The time-dependent self-consistent field method (TDSCF) is formulated and applied to the study of intramolecular dynamics and unimolecular decomposition processes. The method is illustrated by calculations on vibrational predissociation in van der Waals molecules, such as I2(v) Ne→I2(v′) + Ne. The TDSCF has the advantage of achieving formal separability of the modes by associating a time-dependent Hamiltonian with each mode, while permitting (possibly extensive) energy transfer among the modes via the time-dependent mean potential which acts on each mode. We present quantal, semiclassical, and classical versions of the method; a proper classical limit of the quantum TDSCF replaces the averages over wave functions by averages over self-consistently obtained bundles of trajectories. In all three versions, considerable computational economy is retained in comparison with full dynamics calculation. A detailed study is made of those properties which can be correctly obtained in such a time-dependent mean field theory. Attention is drawn to problems such as the occurrence of spurious states in the asymptotic region, and a simple method for avoiding them is suggested. We find for the I2(v)Ne vibrational predissociation that the TDSCF compares well with corresponding full dynamics calculations for average single mode properties such as dissociation lifetimes and the translational energy release. Moreover, comparison with classical trajectory calculations shows that the TDSCF method reproduces the essential dynamical mechanism of the dissociation (in-phase impulsive I⋯Ne collision following several ineffective vibrations). The self-consistent bundle trajectories and the time-dependent mean fields are analyzed, and provide insight into the process dynamics.

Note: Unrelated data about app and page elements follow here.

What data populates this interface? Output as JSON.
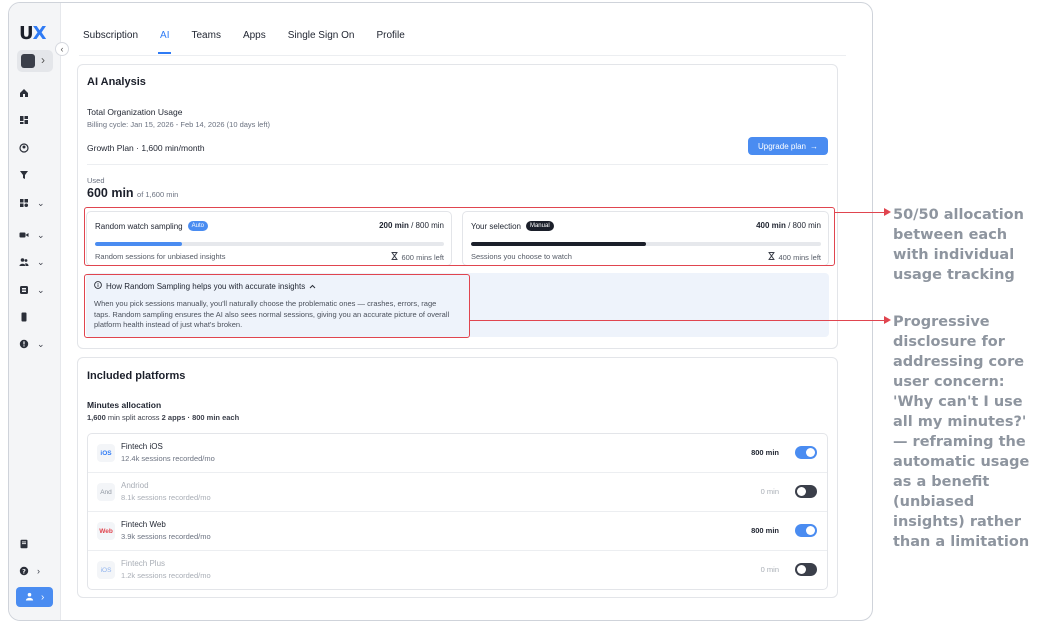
{
  "sidebar": {
    "logo_u": "U",
    "logo_x": "X",
    "collapse": "‹",
    "ws_chev": "›"
  },
  "tabs": [
    {
      "label": "Subscription",
      "active": false
    },
    {
      "label": "AI",
      "active": true
    },
    {
      "label": "Teams",
      "active": false
    },
    {
      "label": "Apps",
      "active": false
    },
    {
      "label": "Single Sign On",
      "active": false
    },
    {
      "label": "Profile",
      "active": false
    }
  ],
  "ai": {
    "title": "AI Analysis",
    "org_usage_title": "Total Organization Usage",
    "billing_cycle": "Billing cycle: Jan 15, 2026 - Feb 14, 2026 (10 days left)",
    "plan": "Growth Plan · 1,600 min/month",
    "upgrade_label": "Upgrade plan",
    "upgrade_arrow": "→",
    "used_label": "Used",
    "used_value": "600 min",
    "used_of": "of 1,600 min",
    "random": {
      "title": "Random watch sampling",
      "badge": "Auto",
      "used": "200 min",
      "total": "/ 800 min",
      "fill": 0.25,
      "desc": "Random sessions for unbiased insights",
      "left": "600 mins left"
    },
    "selection": {
      "title": "Your selection",
      "badge": "Manual",
      "used": "400 min",
      "total": "/ 800 min",
      "fill": 0.5,
      "desc": "Sessions you choose to watch",
      "left": "400 mins left"
    },
    "disclosure": {
      "head": "How Random Sampling helps you with accurate insights",
      "body": "When you pick sessions manually, you'll naturally choose the problematic ones — crashes, errors, rage taps. Random sampling ensures the AI also sees normal sessions, giving you an accurate picture of overall platform health instead of just what's broken."
    }
  },
  "platforms": {
    "title": "Included platforms",
    "alloc_title": "Minutes allocation",
    "alloc_total": "1,600",
    "alloc_rest": " min split across ",
    "alloc_bold": "2 apps · 800 min each",
    "items": [
      {
        "badge": "iOS",
        "name": "Fintech iOS",
        "sub": "12.4k sessions recorded/mo",
        "min": "800 min",
        "on": true
      },
      {
        "badge": "And",
        "name": "Andriod",
        "sub": "8.1k sessions recorded/mo",
        "min": "0 min",
        "on": false
      },
      {
        "badge": "Web",
        "name": "Fintech Web",
        "sub": "3.9k sessions recorded/mo",
        "min": "800 min",
        "on": true
      },
      {
        "badge": "iOS",
        "name": "Fintech Plus",
        "sub": "1.2k sessions recorded/mo",
        "min": "0 min",
        "on": false
      }
    ]
  },
  "annotations": {
    "one": "50/50 allocation between each with individual usage tracking",
    "two": "Progressive disclosure for addressing core user concern: 'Why can't I use all my minutes?' — reframing the automatic usage as a benefit (unbiased insights) rather than a limitation"
  },
  "colors": {
    "accent": "#4a8cf1",
    "dark": "#1b1f2a",
    "annotation_red": "#e0454f"
  }
}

It is concluded that the TDSCF approach in both quantal and quasiclassical versions is a potentially powerful tool in the study of intramolecular energy transfer and unimolecular dissociation.
|Number of pages||9|
|Journal||Journal of Chemical Physics|
|Publication status||Published - 1982|
ASJC Scopus subject areas
- Atomic and Molecular Physics, and Optics